Can you describe an average day on the job?

There is no average day on the job for me. I never know what I”m going to end up covering. To give you an idea the last year has included the London Bridge terror attack, two hurricanes back to back with one day off in between, the Texas Church shooting, two terror attacks in New York and multiple feature and enterprise stories.

What experiences at the J-School were notable in preparing you for your work?

The best thing about the UM J-school training was that it was hands on! Everything we did in the classroom we used in the field. When I looked around for Journalism schools UM stood out to me for their hands on approach and the amazing professors they had on hand.

What do you think makes the J-School special? Do you have any particularly fond memories of your time at the J-School?

The J-school is a hidden gem in the rockies. I was lucky to find it when I was looking for schools. There is nothing like being inspired by the mountains and having some of the best professors in the business teach you how to write, shoot and edit.

What advice would you give a student just starting out in journalism school? Or, what advice would you give to someone considering journalism school?

… It’s an ever changing field. I would soak up as much wisdom as your professors have to offer you. But remember to keep up with the changing social media platforms …

Montana Journalism Students Win Society of Professional Journalists Awards

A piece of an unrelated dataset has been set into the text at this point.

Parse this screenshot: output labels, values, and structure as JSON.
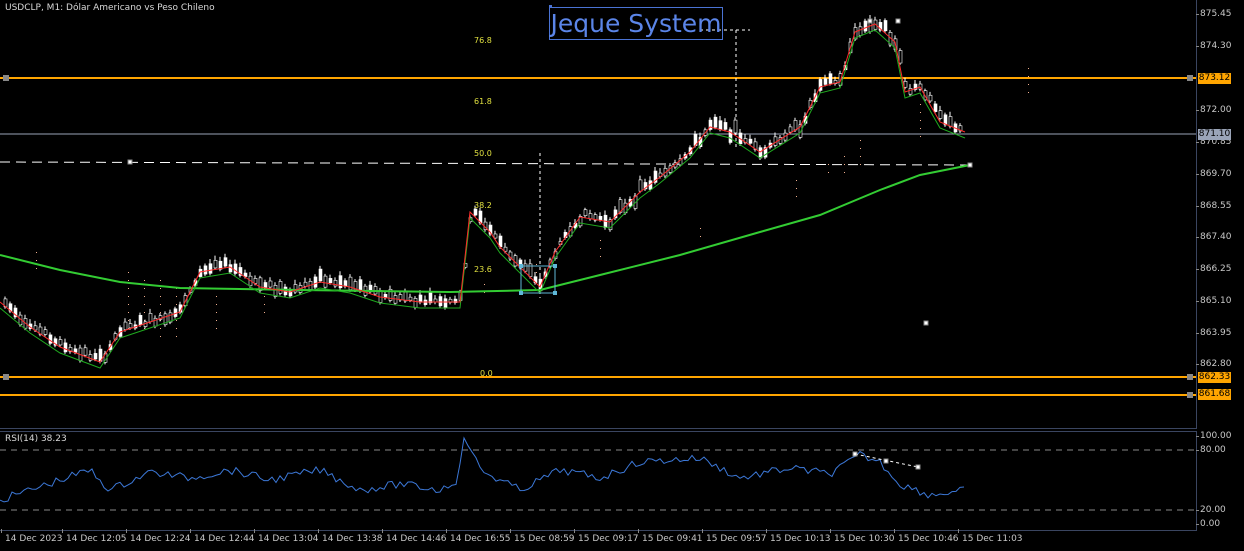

University of Montana student journalists at the School of Journalism are winners and finalists in the Society of Professional Journalists’ Mark of Excellence Awards for large universities (10,000 or more students) in Region 10.

Student reporting and production was honored in three group projects led by University of Montana School of Journalism faculty.

  • The Meth Effect won for online in-depth reporting. The project examined the Montana people and programs affected by an influx of cases caused by methamphetamine use in Montana. It was led by School of Journalism faculty Jule Banville and Lee Banville.
  • UM to Fukushima: Finding Home After Fallout won for Online News Reporting. This project examined the challenges the people of northeastern Japan faced as government support ended for people evacuated after the Great Northeast Earthquake and related nuclear plant meltdown. It was a part of the annual Montana Journalism Abroad undertaking and was led by faculty members Nadia White and Denise Dowling, with staff support from Cameron Bucheit and in-country support from photojournalist and UM J-School alum Keiji Fujimoto (UM SOJ ‘08.)
  • UM News was a finalist for the Best All-Around Newscast. UM News is a weekly television and online news production created by reporting and production teams of students. It is overseen by faculty Kevin Tompkins and Ray Fanning.

Seven graduate students won individual awards or participated on winning teams. These include:

Nora Saks in radio news, features and with The Meth Effect team.

Olga Kreimer in non-fiction magazine article for a story on a proposed bottled water plant in the Flathead Valley. Her reporting was funded by the University of Montana School of Journalism’s Crown Reporting Project.

Zachariah Bryan, Katy Spence and Jana Wiegand as part of UM to Fukushima: Finding Home After Fallout.

Matt Blois, Beau Baker and Nora Saks as part of The Meth Effect.

Undergraduate winners include:

Lucy Tompkins in feature writing

Jackson Wagner in sports writing.

Liam Keshishian sports photography

Meri DeMarois TV feature reporting

DJ Stewart TV sports reporting

Undergraduate finalists include:

Rick Rowan in radio news.

Cal Reynolds in general column writing.

Tailyr Irvine in Breaking News Photography

Hope Freier in Breaking News Photography

Kate Cier in radio feature

Rosie Costain in radio feature

Mederios Whitworth-Babb in TV feature reporting

The Mark of Excellence Awards honors the best in collegiate journalism. First-place regional winners advance to the national competition. With nearly 7,500 members, The Society of Professional Journalists is the nation’s most broad-based journalism organization, dedicated to encouraging the free practice of journalism and stimulating high standards of ethical behavior. Region 10 comprises Washington, Oregon, Idaho and Montana.